Task statement →
An exact reprint of the data below is required, line for line.

================

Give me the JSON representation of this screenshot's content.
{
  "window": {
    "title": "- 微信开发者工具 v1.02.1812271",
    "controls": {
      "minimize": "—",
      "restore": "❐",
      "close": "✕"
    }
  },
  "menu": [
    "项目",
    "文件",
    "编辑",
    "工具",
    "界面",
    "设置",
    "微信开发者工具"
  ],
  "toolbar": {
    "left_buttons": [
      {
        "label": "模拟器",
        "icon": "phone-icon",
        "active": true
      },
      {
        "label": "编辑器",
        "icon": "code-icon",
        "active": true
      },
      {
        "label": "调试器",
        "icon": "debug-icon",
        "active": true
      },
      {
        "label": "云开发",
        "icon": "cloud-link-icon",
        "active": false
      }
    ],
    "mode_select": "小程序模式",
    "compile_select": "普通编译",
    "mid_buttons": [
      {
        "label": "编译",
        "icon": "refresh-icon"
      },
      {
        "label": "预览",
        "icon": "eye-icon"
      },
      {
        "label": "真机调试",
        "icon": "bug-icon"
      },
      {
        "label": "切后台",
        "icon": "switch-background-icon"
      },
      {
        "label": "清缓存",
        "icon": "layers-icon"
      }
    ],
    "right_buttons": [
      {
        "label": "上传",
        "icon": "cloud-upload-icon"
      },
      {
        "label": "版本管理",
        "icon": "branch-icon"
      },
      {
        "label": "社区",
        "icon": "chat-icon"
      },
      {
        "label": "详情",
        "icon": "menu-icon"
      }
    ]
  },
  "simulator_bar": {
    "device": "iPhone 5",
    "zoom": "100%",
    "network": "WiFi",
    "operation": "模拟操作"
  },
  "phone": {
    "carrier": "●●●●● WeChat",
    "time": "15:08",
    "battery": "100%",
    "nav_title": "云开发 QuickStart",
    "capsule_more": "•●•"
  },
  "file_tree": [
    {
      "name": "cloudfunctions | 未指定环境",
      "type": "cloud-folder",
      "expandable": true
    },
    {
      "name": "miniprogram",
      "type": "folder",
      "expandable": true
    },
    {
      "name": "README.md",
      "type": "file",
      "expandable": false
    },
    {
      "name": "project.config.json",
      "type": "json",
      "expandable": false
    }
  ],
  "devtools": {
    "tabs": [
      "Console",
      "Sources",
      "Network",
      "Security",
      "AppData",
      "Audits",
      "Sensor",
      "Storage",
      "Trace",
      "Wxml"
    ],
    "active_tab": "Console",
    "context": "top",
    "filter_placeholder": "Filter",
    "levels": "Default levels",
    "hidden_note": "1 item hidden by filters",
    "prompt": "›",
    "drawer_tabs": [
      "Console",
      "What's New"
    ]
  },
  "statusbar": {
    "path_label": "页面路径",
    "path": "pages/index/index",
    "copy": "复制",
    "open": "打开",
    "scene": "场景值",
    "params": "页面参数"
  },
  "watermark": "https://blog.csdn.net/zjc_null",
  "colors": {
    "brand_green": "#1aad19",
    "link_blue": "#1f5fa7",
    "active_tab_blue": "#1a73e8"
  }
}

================

Answer to this exercise →
Give me the JSON representation of this screenshot's content.
{
  "window": {
    "title": "- 微信开发者工具 v1.02.1812271",
    "controls": {
      "minimize": "—",
      "restore": "❐",
      "close": "✕"
    }
  },
  "menu": [
    "项目",
    "文件",
    "编辑",
    "工具",
    "界面",
    "设置",
    "微信开发者工具"
  ],
  "toolbar": {
    "left_buttons": [
      {
        "label": "模拟器",
        "icon": "phone-icon",
        "active": true
      },
      {
        "label": "编辑器",
        "icon": "code-icon",
        "active": true
      },
      {
        "label": "调试器",
        "icon": "debug-icon",
        "active": true
      },
      {
        "label": "云开发",
        "icon": "cloud-link-icon",
        "active": false
      }
    ],
    "mode_select": "小程序模式",
    "compile_select": "普通编译",
    "mid_buttons": [
      {
        "label": "编译",
        "icon": "refresh-icon"
      },
      {
        "label": "预览",
        "icon": "eye-icon"
      },
      {
        "label": "真机调试",
        "icon": "bug-icon"
      },
      {
        "label": "切后台",
        "icon": "switch-background-icon"
      },
      {
        "label": "清缓存",
        "icon": "layers-icon"
      }
    ],
    "right_buttons": [
      {
        "label": "上传",
        "icon": "cloud-upload-icon"
      },
      {
        "label": "版本管理",
        "icon": "branch-icon"
      },
      {
        "label": "社区",
        "icon": "chat-icon"
      },
      {
        "label": "详情",
        "icon": "menu-icon"
      }
    ]
  },
  "simulator_bar": {
    "device": "iPhone 5",
    "zoom": "100%",
    "network": "WiFi",
    "operation": "模拟操作"
  },
  "phone": {
    "carrier": "●●●●● WeChat",
    "time": "15:08",
    "battery": "100%",
    "nav_title": "云开发 QuickStart",
    "capsule_more": "•●•"
  },
  "file_tree": [
    {
      "name": "cloudfunctions | 未指定环境",
      "type": "cloud-folder",
      "expandable": true
    },
    {
      "name": "miniprogram",
      "type": "folder",
      "expandable": true
    },
    {
      "name": "README.md",
      "type": "file",
      "expandable": false
    },
    {
      "name": "project.config.json",
      "type": "json",
      "expandable": false
    }
  ],
  "devtools": {
    "tabs": [
      "Console",
      "Sources",
      "Network",
      "Security",
      "AppData",
      "Audits",
      "Sensor",
      "Storage",
      "Trace",
      "Wxml"
    ],
    "active_tab": "Console",
    "context": "top",
    "filter_placeholder": "Filter",
    "levels": "Default levels",
    "hidden_note": "1 item hidden by filters",
    "prompt": "›",
    "drawer_tabs": [
      "Console",
      "What's New"
    ]
  },
  "statusbar": {
    "path_label": "页面路径",
    "path": "pages/index/index",
    "copy": "复制",
    "open": "打开",
    "scene": "场景值",
    "params": "页面参数"
  },
  "watermark": "https://blog.csdn.net/zjc_null",
  "colors": {
    "brand_green": "#1aad19",
    "link_blue": "#1f5fa7",
    "active_tab_blue": "#1a73e8"
  }
}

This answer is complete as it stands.